### [Your objective]
Which lines in the listing below contain "true"? Copy each of them.

### [Dataset content]
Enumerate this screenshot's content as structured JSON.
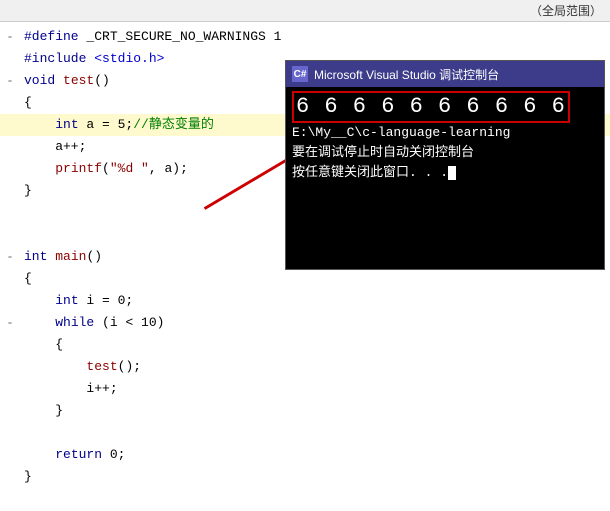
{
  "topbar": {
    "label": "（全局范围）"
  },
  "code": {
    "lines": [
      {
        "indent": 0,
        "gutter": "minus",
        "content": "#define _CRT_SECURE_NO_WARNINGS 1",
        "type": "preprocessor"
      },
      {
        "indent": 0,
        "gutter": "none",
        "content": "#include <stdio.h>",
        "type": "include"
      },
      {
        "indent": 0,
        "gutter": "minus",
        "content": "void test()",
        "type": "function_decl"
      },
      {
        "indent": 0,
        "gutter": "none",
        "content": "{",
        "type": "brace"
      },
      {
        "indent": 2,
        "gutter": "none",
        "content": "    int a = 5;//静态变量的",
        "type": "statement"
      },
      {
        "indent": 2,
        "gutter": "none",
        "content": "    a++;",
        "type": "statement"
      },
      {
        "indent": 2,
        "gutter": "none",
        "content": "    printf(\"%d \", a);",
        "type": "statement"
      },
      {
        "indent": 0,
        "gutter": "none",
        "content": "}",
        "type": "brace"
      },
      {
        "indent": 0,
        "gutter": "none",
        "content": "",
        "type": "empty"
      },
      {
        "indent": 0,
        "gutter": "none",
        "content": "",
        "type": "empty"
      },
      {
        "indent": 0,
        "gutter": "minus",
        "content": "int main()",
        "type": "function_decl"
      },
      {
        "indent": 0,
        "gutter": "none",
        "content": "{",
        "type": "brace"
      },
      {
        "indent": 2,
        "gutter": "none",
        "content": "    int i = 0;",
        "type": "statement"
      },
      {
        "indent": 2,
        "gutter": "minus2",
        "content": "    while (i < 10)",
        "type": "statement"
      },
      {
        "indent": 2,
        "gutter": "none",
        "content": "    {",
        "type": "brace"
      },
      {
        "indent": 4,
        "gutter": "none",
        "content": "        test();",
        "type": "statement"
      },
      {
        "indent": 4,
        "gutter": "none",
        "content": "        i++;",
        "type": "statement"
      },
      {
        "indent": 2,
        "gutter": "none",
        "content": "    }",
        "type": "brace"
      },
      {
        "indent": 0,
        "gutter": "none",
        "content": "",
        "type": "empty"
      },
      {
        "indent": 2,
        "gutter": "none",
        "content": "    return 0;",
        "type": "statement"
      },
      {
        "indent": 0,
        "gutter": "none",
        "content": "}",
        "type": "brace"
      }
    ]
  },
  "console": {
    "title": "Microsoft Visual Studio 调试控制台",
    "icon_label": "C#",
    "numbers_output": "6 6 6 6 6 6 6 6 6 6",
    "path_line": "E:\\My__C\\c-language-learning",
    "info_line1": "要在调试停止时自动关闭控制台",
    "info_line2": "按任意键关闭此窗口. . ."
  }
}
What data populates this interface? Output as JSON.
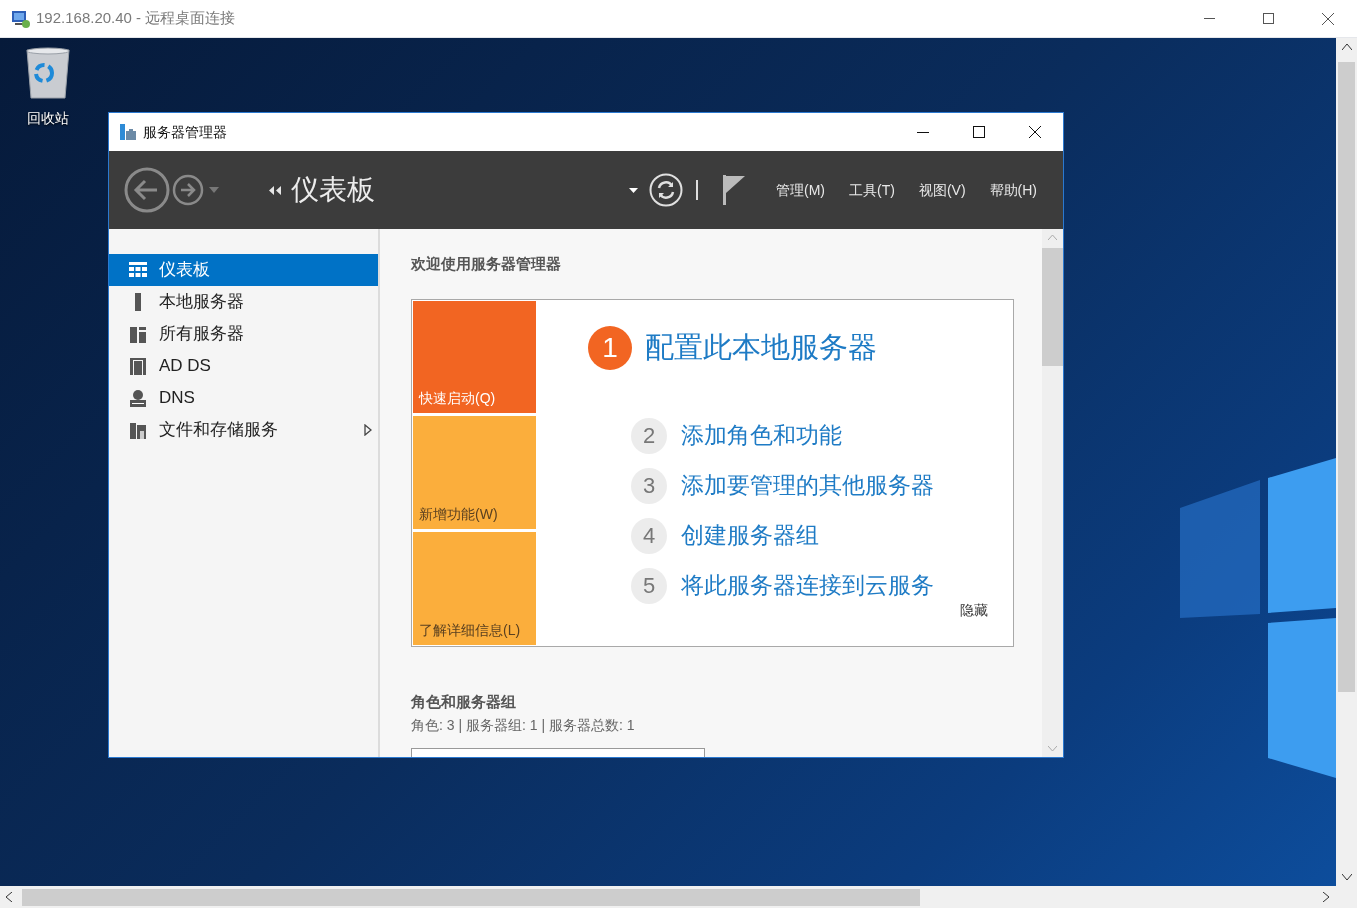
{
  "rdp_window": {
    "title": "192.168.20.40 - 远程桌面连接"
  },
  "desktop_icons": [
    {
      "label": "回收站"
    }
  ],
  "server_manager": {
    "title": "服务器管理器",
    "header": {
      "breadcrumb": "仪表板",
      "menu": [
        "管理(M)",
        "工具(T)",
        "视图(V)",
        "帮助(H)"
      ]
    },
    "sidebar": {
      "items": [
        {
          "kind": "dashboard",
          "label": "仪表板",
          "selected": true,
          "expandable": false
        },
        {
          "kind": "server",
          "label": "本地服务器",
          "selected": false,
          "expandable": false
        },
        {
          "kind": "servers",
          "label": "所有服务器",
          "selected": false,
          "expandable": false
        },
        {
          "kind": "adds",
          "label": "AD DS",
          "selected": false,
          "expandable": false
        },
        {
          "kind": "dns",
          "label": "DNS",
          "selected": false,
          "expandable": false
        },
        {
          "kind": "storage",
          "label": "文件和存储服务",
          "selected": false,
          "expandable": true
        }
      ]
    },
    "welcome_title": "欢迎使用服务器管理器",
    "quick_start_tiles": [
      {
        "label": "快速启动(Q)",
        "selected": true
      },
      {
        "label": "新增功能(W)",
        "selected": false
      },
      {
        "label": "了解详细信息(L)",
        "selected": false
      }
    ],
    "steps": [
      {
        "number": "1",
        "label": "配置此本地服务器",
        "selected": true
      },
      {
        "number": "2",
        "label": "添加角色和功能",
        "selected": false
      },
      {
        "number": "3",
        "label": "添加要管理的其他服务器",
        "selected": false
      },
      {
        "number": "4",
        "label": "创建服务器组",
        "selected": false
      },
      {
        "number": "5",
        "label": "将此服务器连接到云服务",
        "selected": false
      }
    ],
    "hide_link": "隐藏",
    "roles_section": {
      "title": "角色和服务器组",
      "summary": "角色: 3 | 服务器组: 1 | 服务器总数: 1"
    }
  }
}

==

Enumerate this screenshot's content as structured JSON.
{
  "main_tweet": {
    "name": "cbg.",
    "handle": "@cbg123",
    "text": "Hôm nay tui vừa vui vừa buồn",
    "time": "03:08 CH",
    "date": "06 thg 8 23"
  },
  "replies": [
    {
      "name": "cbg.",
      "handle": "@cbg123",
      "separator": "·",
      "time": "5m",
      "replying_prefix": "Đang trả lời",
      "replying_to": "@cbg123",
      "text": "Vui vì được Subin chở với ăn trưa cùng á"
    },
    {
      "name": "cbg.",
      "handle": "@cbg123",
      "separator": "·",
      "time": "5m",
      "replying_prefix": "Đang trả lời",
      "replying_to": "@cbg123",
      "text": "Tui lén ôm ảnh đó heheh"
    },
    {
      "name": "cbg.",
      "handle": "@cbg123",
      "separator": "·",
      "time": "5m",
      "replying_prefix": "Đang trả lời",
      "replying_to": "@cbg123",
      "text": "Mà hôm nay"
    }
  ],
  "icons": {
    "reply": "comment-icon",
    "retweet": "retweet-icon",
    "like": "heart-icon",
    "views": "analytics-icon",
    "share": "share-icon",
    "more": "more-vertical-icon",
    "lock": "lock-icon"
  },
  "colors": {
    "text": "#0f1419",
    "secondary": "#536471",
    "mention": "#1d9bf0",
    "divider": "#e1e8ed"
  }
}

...

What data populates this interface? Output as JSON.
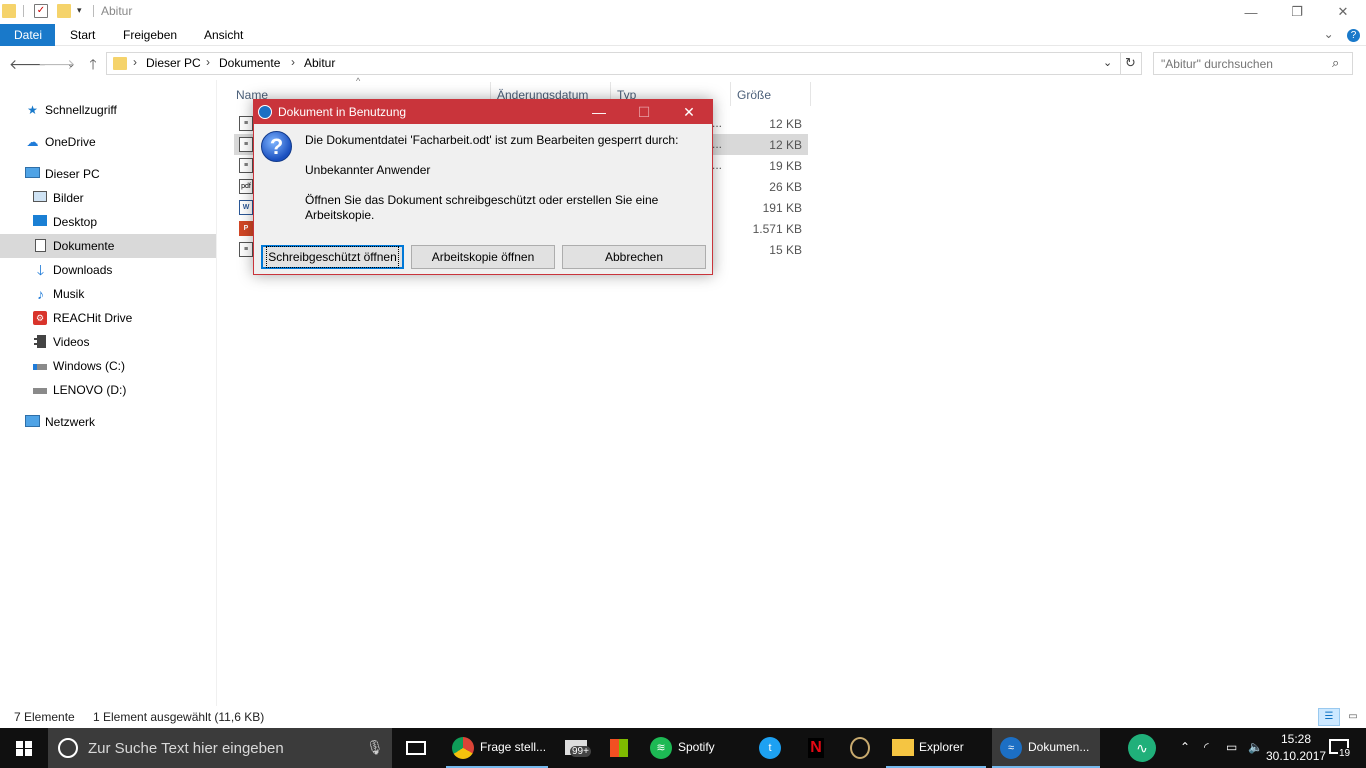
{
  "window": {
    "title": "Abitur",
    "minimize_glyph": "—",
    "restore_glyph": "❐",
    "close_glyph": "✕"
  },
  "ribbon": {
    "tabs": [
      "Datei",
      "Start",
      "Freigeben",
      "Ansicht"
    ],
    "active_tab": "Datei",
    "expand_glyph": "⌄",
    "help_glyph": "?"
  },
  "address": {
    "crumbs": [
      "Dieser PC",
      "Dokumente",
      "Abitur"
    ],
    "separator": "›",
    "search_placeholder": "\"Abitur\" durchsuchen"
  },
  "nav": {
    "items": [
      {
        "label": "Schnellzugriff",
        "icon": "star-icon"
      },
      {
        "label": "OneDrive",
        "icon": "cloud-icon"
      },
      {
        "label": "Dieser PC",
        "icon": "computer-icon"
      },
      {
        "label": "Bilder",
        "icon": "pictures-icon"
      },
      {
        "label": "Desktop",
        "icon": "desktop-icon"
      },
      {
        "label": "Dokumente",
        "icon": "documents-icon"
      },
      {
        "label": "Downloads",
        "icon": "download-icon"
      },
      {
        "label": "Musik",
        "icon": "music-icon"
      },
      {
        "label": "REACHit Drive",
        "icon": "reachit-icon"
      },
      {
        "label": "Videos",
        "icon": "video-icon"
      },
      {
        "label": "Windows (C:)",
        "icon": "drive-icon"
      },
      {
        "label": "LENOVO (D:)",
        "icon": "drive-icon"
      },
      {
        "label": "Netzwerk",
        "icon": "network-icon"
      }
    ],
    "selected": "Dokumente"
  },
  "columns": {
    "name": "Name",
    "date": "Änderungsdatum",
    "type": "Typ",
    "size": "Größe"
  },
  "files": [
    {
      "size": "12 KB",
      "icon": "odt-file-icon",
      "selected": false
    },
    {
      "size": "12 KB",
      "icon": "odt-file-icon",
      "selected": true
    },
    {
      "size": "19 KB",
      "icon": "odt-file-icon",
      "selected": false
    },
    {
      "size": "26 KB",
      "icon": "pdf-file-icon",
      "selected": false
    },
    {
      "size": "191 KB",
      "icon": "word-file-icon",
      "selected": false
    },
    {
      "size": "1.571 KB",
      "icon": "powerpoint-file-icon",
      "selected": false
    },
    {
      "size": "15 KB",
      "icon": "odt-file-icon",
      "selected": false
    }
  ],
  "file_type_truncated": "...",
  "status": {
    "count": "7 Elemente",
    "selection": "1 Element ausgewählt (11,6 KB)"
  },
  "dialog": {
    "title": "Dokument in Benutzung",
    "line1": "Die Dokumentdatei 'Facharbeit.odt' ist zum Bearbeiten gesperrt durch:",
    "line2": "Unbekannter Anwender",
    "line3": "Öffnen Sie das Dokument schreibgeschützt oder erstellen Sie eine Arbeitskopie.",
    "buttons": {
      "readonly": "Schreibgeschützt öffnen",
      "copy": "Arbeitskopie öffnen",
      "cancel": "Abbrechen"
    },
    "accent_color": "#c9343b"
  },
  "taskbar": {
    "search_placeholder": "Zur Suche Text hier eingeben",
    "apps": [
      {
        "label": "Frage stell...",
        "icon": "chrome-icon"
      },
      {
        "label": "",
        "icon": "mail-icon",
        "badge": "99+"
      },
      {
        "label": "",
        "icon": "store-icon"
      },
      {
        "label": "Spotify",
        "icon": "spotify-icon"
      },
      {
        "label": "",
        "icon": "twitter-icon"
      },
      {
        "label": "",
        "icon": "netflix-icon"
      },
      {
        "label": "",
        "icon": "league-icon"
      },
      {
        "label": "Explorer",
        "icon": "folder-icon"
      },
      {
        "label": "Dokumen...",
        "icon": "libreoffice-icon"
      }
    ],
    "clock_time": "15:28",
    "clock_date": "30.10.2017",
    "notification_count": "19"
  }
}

### [Your response]
          "selected": true,
          "expandable": true
        "selected": true
        "selected": true
      "selected": true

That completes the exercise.